  • I added a link for breed info that takes the user to a partner website that gives ratings for just about any criteria people are looking for. This should cover any other criteria they are looking for. It opens in a new tab, so that they can have it for reference.


Because the goal of this website is to make all pets more viewable to people browsing, it's important to minimize any roadblocks. One is the name. It's hard for people to remember acronyms unless they are very familiar with them. I recommended the name "Shelter by DYR" because Shelter is very easy for people to remember and it still has the credibility of DYR in the name. How sad would it be if people cannot remember the name of the website and do not come back for that reason and some dogs that they could have supported have died in the process (so dramatic, I know).

As far as the colors, I chose navy because it is timeless and reliable. Coral orange adds a great pop and the urgency that red communicates without being too jarring.

Phase 4: Interaction and Implementation

Mobile Prototype

Task: You live in an apartment and are looking for a pet that does not need much activity. You are in your late twenties, living in an apartment in Burbank, California. You have a pretty busy lifestyle and don’t have much time to go on long walks with your dog. Find dogs that fit your lifestyle.

Desktop Prototype

User testing


Identify ease of navigating through the website, current pain points and whether the search by category cards makes it simpler to find a pet.


Interviewed 5 participants, age 23- 33. Users tested either the mobile prototype or web prototype. Tasks ranged from finding dogs suitable for an apartment with low exercise needs, to testing if the information on each pet page is clear.

Affinity Map

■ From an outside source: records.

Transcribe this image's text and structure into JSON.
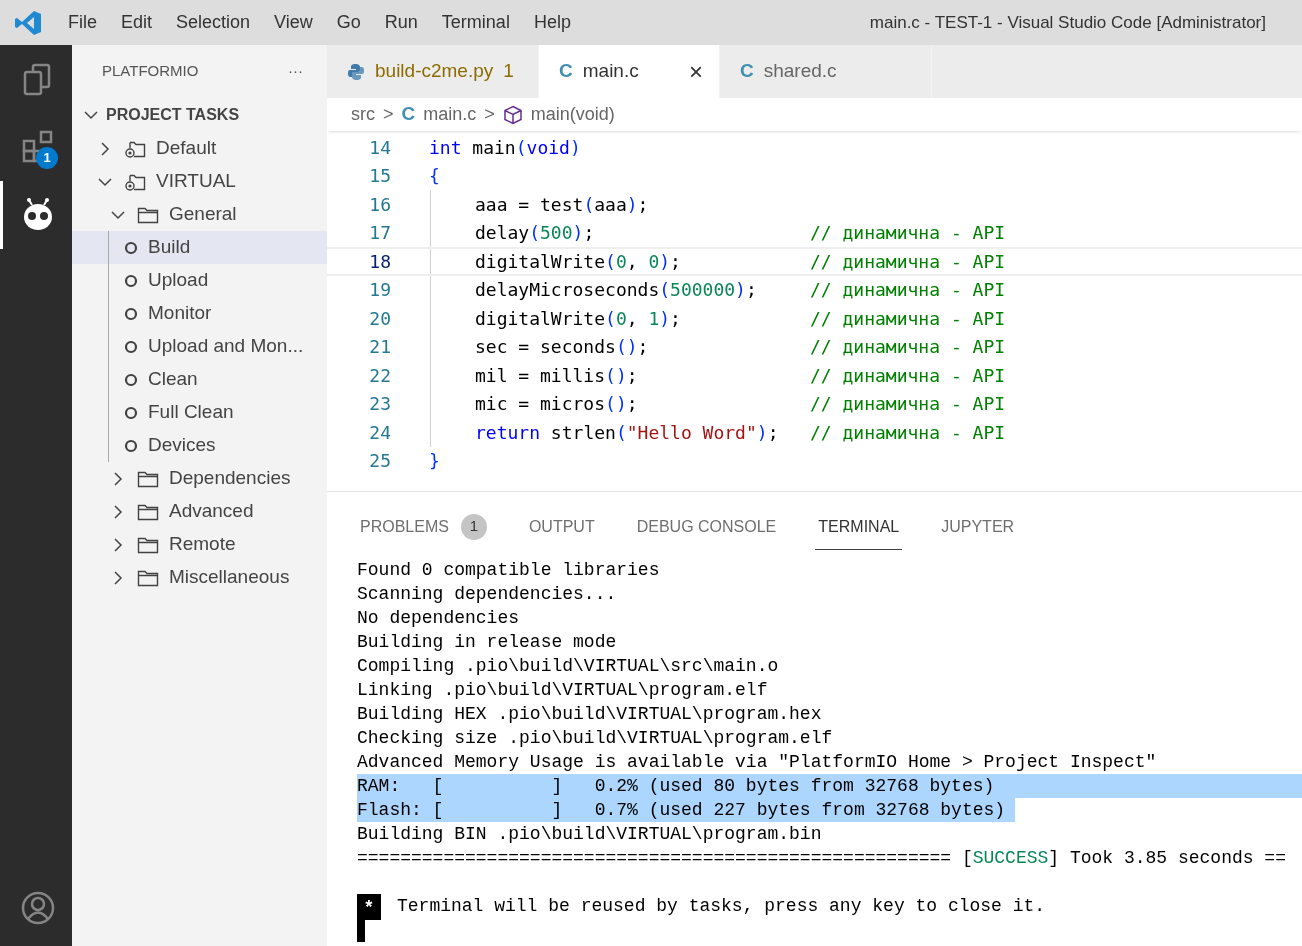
{
  "window": {
    "title": "main.c - TEST-1 - Visual Studio Code [Administrator]"
  },
  "menu": [
    "File",
    "Edit",
    "Selection",
    "View",
    "Go",
    "Run",
    "Terminal",
    "Help"
  ],
  "activity_bar": [
    {
      "kind": "explorer",
      "selected": false
    },
    {
      "kind": "extensions",
      "selected": false,
      "badge": "1"
    },
    {
      "kind": "platformio",
      "selected": true
    },
    {
      "kind": "account",
      "selected": false
    }
  ],
  "sidebar": {
    "title": "PLATFORMIO",
    "more": "···",
    "section": {
      "label": "PROJECT TASKS",
      "expanded": true
    },
    "items": [
      {
        "label": "Default",
        "kind": "env",
        "expanded": false,
        "selected": false
      },
      {
        "label": "VIRTUAL",
        "kind": "env",
        "expanded": true,
        "selected": false,
        "children": [
          {
            "label": "General",
            "kind": "folder",
            "expanded": true,
            "selected": false,
            "children": [
              {
                "label": "Build",
                "kind": "task",
                "selected": true
              },
              {
                "label": "Upload",
                "kind": "task",
                "selected": false
              },
              {
                "label": "Monitor",
                "kind": "task",
                "selected": false
              },
              {
                "label": "Upload and Mon...",
                "kind": "task",
                "selected": false
              },
              {
                "label": "Clean",
                "kind": "task",
                "selected": false
              },
              {
                "label": "Full Clean",
                "kind": "task",
                "selected": false
              },
              {
                "label": "Devices",
                "kind": "task",
                "selected": false
              }
            ]
          },
          {
            "label": "Dependencies",
            "kind": "folder",
            "expanded": false,
            "selected": false
          },
          {
            "label": "Advanced",
            "kind": "folder",
            "expanded": false,
            "selected": false
          },
          {
            "label": "Remote",
            "kind": "folder",
            "expanded": false,
            "selected": false
          },
          {
            "label": "Miscellaneous",
            "kind": "folder",
            "expanded": false,
            "selected": false
          }
        ]
      }
    ]
  },
  "tabs": [
    {
      "label": "build-c2me.py",
      "kind": "python",
      "count": "1",
      "selected": false
    },
    {
      "label": "main.c",
      "kind": "c",
      "icon": "C",
      "close": "×",
      "selected": true
    },
    {
      "label": "shared.c",
      "kind": "c",
      "icon": "C",
      "selected": false
    }
  ],
  "breadcrumbs": {
    "folder": "src",
    "sep": ">",
    "file_icon": "C",
    "file": "main.c",
    "symbol": "main(void)"
  },
  "code": [
    {
      "number": "14",
      "current": false,
      "indent": false,
      "tokens": [
        {
          "t": "int",
          "kind": "kw"
        },
        {
          "t": " main",
          "kind": "pl"
        },
        {
          "t": "(",
          "kind": "br"
        },
        {
          "t": "void",
          "kind": "kw"
        },
        {
          "t": ")",
          "kind": "br"
        }
      ]
    },
    {
      "number": "15",
      "current": false,
      "indent": false,
      "tokens": [
        {
          "t": "{",
          "kind": "br"
        }
      ]
    },
    {
      "number": "16",
      "current": false,
      "indent": true,
      "tokens": [
        {
          "t": "aaa = test",
          "kind": "pl"
        },
        {
          "t": "(",
          "kind": "br"
        },
        {
          "t": "aaa",
          "kind": "pl"
        },
        {
          "t": ")",
          "kind": "br"
        },
        {
          "t": ";",
          "kind": "pl"
        }
      ]
    },
    {
      "number": "17",
      "current": false,
      "indent": true,
      "tokens": [
        {
          "t": "delay",
          "kind": "pl"
        },
        {
          "t": "(",
          "kind": "br"
        },
        {
          "t": "500",
          "kind": "num"
        },
        {
          "t": ")",
          "kind": "br"
        },
        {
          "t": ";",
          "kind": "pl"
        }
      ],
      "comment": "// динамична - API"
    },
    {
      "number": "18",
      "current": true,
      "indent": true,
      "tokens": [
        {
          "t": "digitalWrite",
          "kind": "pl"
        },
        {
          "t": "(",
          "kind": "br"
        },
        {
          "t": "0",
          "kind": "num"
        },
        {
          "t": ", ",
          "kind": "pl"
        },
        {
          "t": "0",
          "kind": "num"
        },
        {
          "t": ")",
          "kind": "br"
        },
        {
          "t": ";",
          "kind": "pl"
        }
      ],
      "comment": "// динамична - API"
    },
    {
      "number": "19",
      "current": false,
      "indent": true,
      "tokens": [
        {
          "t": "delayMicroseconds",
          "kind": "pl"
        },
        {
          "t": "(",
          "kind": "br"
        },
        {
          "t": "500000",
          "kind": "num"
        },
        {
          "t": ")",
          "kind": "br"
        },
        {
          "t": ";",
          "kind": "pl"
        }
      ],
      "comment": "// динамична - API"
    },
    {
      "number": "20",
      "current": false,
      "indent": true,
      "tokens": [
        {
          "t": "digitalWrite",
          "kind": "pl"
        },
        {
          "t": "(",
          "kind": "br"
        },
        {
          "t": "0",
          "kind": "num"
        },
        {
          "t": ", ",
          "kind": "pl"
        },
        {
          "t": "1",
          "kind": "num"
        },
        {
          "t": ")",
          "kind": "br"
        },
        {
          "t": ";",
          "kind": "pl"
        }
      ],
      "comment": "// динамична - API"
    },
    {
      "number": "21",
      "current": false,
      "indent": true,
      "tokens": [
        {
          "t": "sec = seconds",
          "kind": "pl"
        },
        {
          "t": "()",
          "kind": "br"
        },
        {
          "t": ";",
          "kind": "pl"
        }
      ],
      "comment": "// динамична - API"
    },
    {
      "number": "22",
      "current": false,
      "indent": true,
      "tokens": [
        {
          "t": "mil = millis",
          "kind": "pl"
        },
        {
          "t": "()",
          "kind": "br"
        },
        {
          "t": ";",
          "kind": "pl"
        }
      ],
      "comment": "// динамична - API"
    },
    {
      "number": "23",
      "current": false,
      "indent": true,
      "tokens": [
        {
          "t": "mic = micros",
          "kind": "pl"
        },
        {
          "t": "()",
          "kind": "br"
        },
        {
          "t": ";",
          "kind": "pl"
        }
      ],
      "comment": "// динамична - API"
    },
    {
      "number": "24",
      "current": false,
      "indent": true,
      "tokens": [
        {
          "t": "return",
          "kind": "kw"
        },
        {
          "t": " strlen",
          "kind": "pl"
        },
        {
          "t": "(",
          "kind": "br"
        },
        {
          "t": "\"Hello Word\"",
          "kind": "str"
        },
        {
          "t": ")",
          "kind": "br"
        },
        {
          "t": ";",
          "kind": "pl"
        }
      ],
      "comment": "// динамична - API"
    },
    {
      "number": "25",
      "current": false,
      "indent": false,
      "tokens": [
        {
          "t": "}",
          "kind": "br"
        }
      ]
    }
  ],
  "panel": {
    "tabs": [
      {
        "label": "PROBLEMS",
        "badge": "1",
        "selected": false
      },
      {
        "label": "OUTPUT",
        "selected": false
      },
      {
        "label": "DEBUG CONSOLE",
        "selected": false
      },
      {
        "label": "TERMINAL",
        "selected": true
      },
      {
        "label": "JUPYTER",
        "selected": false
      }
    ],
    "terminal": [
      {
        "kind": "text",
        "text": "Found 0 compatible libraries",
        "selected": false
      },
      {
        "kind": "text",
        "text": "Scanning dependencies...",
        "selected": false
      },
      {
        "kind": "text",
        "text": "No dependencies",
        "selected": false
      },
      {
        "kind": "text",
        "text": "Building in release mode",
        "selected": false
      },
      {
        "kind": "text",
        "text": "Compiling .pio\\build\\VIRTUAL\\src\\main.o",
        "selected": false
      },
      {
        "kind": "text",
        "text": "Linking .pio\\build\\VIRTUAL\\program.elf",
        "selected": false
      },
      {
        "kind": "text",
        "text": "Building HEX .pio\\build\\VIRTUAL\\program.hex",
        "selected": false
      },
      {
        "kind": "text",
        "text": "Checking size .pio\\build\\VIRTUAL\\program.elf",
        "selected": false
      },
      {
        "kind": "text",
        "text": "Advanced Memory Usage is available via \"PlatformIO Home > Project Inspect\"",
        "selected": false
      },
      {
        "kind": "text",
        "text": "RAM:   [          ]   0.2% (used 80 bytes from 32768 bytes)",
        "selected": true
      },
      {
        "kind": "text",
        "text": "Flash: [          ]   0.7% (used 227 bytes from 32768 bytes)",
        "selected": true
      },
      {
        "kind": "text",
        "text": "Building BIN .pio\\build\\VIRTUAL\\program.bin",
        "selected": false
      },
      {
        "kind": "result",
        "before": "======================================================= [",
        "status": "SUCCESS",
        "after": "] Took 3.85 seconds ==",
        "selected": false
      },
      {
        "kind": "notice",
        "marker": "*",
        "text": "Terminal will be reused by tasks, press any key to close it."
      }
    ]
  }
}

  1. Users LOVED the module on the homepage that allows people to search via apartment, energy levels, etc.
  2. The website is easy to navigate, clean, positive and hopeful.
  3. Users are not likely to learn more about the pet unless they like what the pet looks like. Thus, it’s important for the pet thumbnail to be clear.
  4. Users liked having multiple images on each pet’s section, so they can see the different sides of the animal.
  5. Pictures of pets outside of the cages conveys that the shelters take good care of the pets. Outside pictures tend to go over best.
  6. Many users said the goal of the website seems to be to make sure owners get a good match for their pet to find their “forever friend” that they don’t part with soon after realizing they are not a good fit for their situation.
  7. The website seems very dog focused, so we need to add more cats to search cards in order to make sure those searching for cats have access to the same features as those searching for dogs have.
”I search for dogs all the time and I wish other websites allowed you to search so easily.” - Lauren H., user tester

Next Steps

  1. Prioritize adjustments: Prioritize based on how severely it impacts the users from completing calls to action, browsing and adopting dogs.
  2. Make adjustments: This includes to make the homepage helpful for people that search for cats, to enhance image quality and to make it very clear who DYR is.
  3. Test: Once the prototype is updated, we will do user testing to see if the solutions solved the problem and gather more info to improve the website.

Lessons learned

Understanding what is important to the user during the interview process is key. Designing the homepage around that criteria is what made the website such a success and so user friendly to our testers. It was designed in the way that they thought, rather than forcing them to translate what they thought into filters that do not match their thought process completely.